“I and my wife had nothing to do with the school approval or the state-owned land transaction,” said Abe. “If we are later found to have been involved, I will resign as prime minister and from the Diet.”

 

Abe linked the issue to his political career by referring to the possibility of his resignation. He intended to clearly deny his involvement in the affair so as to put an end to the matter. But his remark instead encouraged the opposition and drove them to probe into the possible involvement of Abe’s wife.

 

“I am a public figure but my wife is a private individual,” Abe said at the session of the Upper House Budget Committee held on March 1. The remark had a lasting effect. There are no legal provisions for “public figure.” In its official answer in writing, the government decided that Akie is a “private individual, but she is accompanied by five government officials.

 

The answer explained in a convoluted manner that Akie as a “private individual” assists her husband as the prime minister, a public figure, and government officials as “public figures” accompany Akie as the prime minister’s wife, a “private individual.”  

 

The reason that Akie was put under close scrutiny was because the Kagoike side sent her a letter asking her to help make the contract for the lease of the state-owned land more advantageous to him. One of the government officials accompanying Akie made an inquiry about the matter to the Finance Ministry and replied to Kagoike by fax, saying, “As it stands now, we cannot meet your expectations.”

 

Such an inquiry made by a government official who accompanies Akie could prompt the Finance Ministry officials to read the unspoken feelings and act upon them.

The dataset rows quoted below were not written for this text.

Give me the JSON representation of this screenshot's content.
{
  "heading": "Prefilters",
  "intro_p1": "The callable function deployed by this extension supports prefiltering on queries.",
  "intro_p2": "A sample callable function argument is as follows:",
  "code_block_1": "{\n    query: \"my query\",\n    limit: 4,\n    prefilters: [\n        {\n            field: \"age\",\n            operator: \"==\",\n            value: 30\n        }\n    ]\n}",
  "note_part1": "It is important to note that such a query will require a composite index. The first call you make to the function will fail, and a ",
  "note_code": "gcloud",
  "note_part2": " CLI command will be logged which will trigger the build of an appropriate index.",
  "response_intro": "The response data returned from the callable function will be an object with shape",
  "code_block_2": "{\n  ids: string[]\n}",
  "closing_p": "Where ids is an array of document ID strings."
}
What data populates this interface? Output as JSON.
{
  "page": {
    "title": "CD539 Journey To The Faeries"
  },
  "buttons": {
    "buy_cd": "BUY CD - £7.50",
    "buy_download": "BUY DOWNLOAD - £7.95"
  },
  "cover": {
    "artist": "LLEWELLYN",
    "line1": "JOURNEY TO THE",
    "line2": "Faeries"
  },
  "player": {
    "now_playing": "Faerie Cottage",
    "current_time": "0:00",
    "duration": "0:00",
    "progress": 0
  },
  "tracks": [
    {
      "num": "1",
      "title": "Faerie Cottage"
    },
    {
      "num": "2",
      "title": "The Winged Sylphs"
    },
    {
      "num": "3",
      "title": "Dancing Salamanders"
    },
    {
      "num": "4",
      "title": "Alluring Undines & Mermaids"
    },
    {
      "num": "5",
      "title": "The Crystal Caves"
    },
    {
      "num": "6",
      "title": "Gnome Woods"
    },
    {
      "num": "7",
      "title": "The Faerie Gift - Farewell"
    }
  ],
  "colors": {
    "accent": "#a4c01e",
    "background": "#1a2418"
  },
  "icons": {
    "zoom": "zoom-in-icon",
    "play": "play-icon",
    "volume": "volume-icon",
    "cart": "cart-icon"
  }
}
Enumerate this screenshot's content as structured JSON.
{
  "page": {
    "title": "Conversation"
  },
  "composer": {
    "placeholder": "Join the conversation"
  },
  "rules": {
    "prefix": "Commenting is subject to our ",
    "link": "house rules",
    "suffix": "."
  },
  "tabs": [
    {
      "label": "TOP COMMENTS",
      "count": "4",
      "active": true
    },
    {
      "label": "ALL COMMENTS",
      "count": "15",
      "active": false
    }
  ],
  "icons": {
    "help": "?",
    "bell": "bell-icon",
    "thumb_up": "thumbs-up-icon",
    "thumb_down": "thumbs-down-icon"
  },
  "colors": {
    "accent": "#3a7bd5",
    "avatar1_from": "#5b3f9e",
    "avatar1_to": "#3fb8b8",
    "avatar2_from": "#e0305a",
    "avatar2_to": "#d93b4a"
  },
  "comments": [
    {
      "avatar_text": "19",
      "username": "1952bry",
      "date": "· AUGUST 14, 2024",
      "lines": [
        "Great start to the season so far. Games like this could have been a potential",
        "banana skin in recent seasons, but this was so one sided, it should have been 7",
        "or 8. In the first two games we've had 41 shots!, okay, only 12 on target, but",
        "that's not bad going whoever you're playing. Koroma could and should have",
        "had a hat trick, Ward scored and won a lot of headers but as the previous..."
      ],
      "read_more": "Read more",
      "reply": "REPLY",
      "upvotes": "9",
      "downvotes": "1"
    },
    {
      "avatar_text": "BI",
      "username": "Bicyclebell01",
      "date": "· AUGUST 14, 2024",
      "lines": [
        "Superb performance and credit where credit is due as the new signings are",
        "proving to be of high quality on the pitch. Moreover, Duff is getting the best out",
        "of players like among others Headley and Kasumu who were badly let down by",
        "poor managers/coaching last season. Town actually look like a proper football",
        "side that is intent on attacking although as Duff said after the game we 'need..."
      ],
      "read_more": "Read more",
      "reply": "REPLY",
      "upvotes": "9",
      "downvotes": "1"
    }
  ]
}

At the session of the Upper House Budget Committee held on March 24, the opposition questioned whether Akie exerted her influence on the ministry through the government officials accompanying her.

 

“It was an administrative inquiry, not an improper act of putting pressure on the ministry,” said Abe, totally denying Akie’s involvement.

 

The government made far-fetched excuses that the series of actions by government officials accompanying Akie were not “official duties.”

 

It was later disclosed that those government officials accompanied Akie not only when she gave a lecture at “Moritomo Gakuen” but also when she gave support to the candidate during an election campaign of the House of Councillors, and during her visit to Pearl Harbor in Hawaii and on ski trips. This means that government officials accompanied a private citizen on her private trips. This needs to be corrected, but they are  not the main point of the Moritomo scandal.

 

Besides the fact that the Moritomo scandal has caused political instability, the issue, after all, can be summarized as the allegation that Kagoike wrongfully received a subsidy from the Land Ministry by falsifying the construction cost for the school.

 

After receiving a charge [against Kagoike] of violation of the Act for the Normalization of Subsidies, the special investigative squad of the Osaka District Public Prosecutors Office began an investigation into the matter.

 

It remains to be seen whether the investigation will turn out to be “much ado about nothing.” (Slightly Abridged)

  • Ambassador
  • Ukraine
  • OPINION POLLS
  • COVID-19
  • Trending Japan